What you should do »
Below are the records; copy every line in them that holds the string "name".

Dataset excerpts »
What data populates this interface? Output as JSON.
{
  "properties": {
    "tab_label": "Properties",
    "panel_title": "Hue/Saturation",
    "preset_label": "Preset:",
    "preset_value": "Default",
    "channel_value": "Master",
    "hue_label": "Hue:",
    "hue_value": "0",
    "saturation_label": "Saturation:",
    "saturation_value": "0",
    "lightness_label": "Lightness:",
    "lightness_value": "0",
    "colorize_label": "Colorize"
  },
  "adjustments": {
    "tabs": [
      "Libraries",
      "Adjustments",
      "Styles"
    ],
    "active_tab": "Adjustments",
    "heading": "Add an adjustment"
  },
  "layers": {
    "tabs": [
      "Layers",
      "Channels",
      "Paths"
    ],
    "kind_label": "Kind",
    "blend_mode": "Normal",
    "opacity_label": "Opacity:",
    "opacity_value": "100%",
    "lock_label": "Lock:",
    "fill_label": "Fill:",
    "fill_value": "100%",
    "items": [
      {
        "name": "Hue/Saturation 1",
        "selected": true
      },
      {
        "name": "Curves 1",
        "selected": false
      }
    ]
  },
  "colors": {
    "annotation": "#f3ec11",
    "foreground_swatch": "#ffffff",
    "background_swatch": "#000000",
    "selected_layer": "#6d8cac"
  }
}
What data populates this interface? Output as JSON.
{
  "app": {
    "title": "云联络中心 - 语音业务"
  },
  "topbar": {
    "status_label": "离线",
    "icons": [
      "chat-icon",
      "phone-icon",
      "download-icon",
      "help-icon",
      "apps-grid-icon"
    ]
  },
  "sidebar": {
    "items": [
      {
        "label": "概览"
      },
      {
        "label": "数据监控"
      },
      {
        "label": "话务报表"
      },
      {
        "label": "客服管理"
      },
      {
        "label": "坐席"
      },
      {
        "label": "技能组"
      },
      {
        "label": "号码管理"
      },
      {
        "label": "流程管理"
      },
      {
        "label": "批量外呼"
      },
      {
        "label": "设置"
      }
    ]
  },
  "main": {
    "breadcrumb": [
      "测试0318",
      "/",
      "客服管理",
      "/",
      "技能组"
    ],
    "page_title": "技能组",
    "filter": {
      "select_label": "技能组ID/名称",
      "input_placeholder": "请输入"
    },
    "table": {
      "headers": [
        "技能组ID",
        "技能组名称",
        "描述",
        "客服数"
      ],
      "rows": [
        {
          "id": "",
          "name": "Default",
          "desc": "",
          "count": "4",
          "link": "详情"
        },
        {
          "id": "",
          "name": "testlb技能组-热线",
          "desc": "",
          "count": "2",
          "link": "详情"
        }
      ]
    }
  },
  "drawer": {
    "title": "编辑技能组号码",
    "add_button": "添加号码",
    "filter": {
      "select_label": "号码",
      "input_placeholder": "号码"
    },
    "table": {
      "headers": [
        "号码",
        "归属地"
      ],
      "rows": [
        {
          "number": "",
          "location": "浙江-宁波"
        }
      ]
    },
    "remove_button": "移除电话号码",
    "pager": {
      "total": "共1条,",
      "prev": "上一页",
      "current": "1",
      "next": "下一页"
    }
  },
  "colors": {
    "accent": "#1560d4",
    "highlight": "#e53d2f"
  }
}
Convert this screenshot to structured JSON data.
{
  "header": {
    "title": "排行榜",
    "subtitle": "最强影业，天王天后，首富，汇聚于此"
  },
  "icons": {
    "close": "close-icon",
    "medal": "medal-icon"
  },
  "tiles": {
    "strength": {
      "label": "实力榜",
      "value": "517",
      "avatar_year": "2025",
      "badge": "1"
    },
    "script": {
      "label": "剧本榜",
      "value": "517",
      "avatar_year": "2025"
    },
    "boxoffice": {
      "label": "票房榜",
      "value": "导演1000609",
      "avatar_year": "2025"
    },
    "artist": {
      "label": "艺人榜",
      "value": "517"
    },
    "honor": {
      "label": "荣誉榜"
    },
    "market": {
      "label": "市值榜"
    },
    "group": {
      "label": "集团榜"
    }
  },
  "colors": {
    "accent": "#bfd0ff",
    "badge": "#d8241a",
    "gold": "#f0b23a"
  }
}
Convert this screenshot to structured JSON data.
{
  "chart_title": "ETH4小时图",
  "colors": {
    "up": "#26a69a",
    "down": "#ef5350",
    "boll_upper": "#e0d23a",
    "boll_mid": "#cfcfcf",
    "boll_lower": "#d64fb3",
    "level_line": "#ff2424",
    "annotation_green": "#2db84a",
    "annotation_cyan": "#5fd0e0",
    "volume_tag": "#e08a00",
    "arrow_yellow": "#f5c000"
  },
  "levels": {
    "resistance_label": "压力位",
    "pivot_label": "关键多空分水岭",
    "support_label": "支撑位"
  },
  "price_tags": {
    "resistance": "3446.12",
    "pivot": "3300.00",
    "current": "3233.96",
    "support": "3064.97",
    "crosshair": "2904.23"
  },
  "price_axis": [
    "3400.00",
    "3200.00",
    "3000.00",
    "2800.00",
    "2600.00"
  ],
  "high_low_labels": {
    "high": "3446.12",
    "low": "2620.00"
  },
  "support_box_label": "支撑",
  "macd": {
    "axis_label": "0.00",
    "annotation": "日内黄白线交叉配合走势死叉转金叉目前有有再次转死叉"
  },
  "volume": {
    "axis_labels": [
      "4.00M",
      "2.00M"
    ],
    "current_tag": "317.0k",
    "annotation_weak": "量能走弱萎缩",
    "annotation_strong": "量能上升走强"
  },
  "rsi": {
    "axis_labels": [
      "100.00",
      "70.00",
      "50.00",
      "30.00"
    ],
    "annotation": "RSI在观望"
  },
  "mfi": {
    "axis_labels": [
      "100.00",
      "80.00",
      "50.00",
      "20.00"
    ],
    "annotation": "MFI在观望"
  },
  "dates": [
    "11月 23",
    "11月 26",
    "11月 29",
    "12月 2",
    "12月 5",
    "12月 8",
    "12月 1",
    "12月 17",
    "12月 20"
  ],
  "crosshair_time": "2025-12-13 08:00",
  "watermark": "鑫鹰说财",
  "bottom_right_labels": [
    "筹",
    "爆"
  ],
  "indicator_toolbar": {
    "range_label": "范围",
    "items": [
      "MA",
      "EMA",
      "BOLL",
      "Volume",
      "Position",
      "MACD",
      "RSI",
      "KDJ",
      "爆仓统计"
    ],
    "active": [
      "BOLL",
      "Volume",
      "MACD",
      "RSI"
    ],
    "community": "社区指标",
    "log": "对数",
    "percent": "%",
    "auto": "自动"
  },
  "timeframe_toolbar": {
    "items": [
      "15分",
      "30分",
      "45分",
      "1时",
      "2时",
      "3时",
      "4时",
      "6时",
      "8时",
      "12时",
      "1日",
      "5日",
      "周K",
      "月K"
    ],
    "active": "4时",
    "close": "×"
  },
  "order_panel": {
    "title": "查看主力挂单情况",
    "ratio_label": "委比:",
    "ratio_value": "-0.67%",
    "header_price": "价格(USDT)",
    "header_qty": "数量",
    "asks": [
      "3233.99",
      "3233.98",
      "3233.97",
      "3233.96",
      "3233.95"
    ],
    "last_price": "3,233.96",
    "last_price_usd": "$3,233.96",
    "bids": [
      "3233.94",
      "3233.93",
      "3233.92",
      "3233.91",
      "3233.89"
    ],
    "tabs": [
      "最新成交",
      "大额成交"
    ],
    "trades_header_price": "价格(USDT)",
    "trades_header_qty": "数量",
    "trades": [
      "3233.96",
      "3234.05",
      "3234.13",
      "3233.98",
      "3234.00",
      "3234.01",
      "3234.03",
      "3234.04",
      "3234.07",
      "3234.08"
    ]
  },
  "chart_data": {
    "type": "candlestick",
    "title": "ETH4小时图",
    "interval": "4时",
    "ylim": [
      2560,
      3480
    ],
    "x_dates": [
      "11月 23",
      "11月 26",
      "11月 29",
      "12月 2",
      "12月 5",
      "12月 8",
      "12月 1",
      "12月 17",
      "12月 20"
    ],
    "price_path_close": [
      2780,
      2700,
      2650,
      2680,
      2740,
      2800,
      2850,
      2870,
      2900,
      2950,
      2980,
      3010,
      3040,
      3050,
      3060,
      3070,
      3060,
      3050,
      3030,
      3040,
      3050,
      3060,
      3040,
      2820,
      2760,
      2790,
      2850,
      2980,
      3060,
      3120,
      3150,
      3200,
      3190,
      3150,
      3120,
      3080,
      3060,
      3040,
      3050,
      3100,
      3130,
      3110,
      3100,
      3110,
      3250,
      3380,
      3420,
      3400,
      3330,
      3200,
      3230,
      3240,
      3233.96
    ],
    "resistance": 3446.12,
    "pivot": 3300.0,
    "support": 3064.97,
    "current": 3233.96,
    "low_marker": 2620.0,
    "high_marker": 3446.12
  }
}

Task solution »
        "name": "Hue/Saturation 1",
        "name": "Curves 1",
          "name": "Default",
          "name": "testlb技能组-热线",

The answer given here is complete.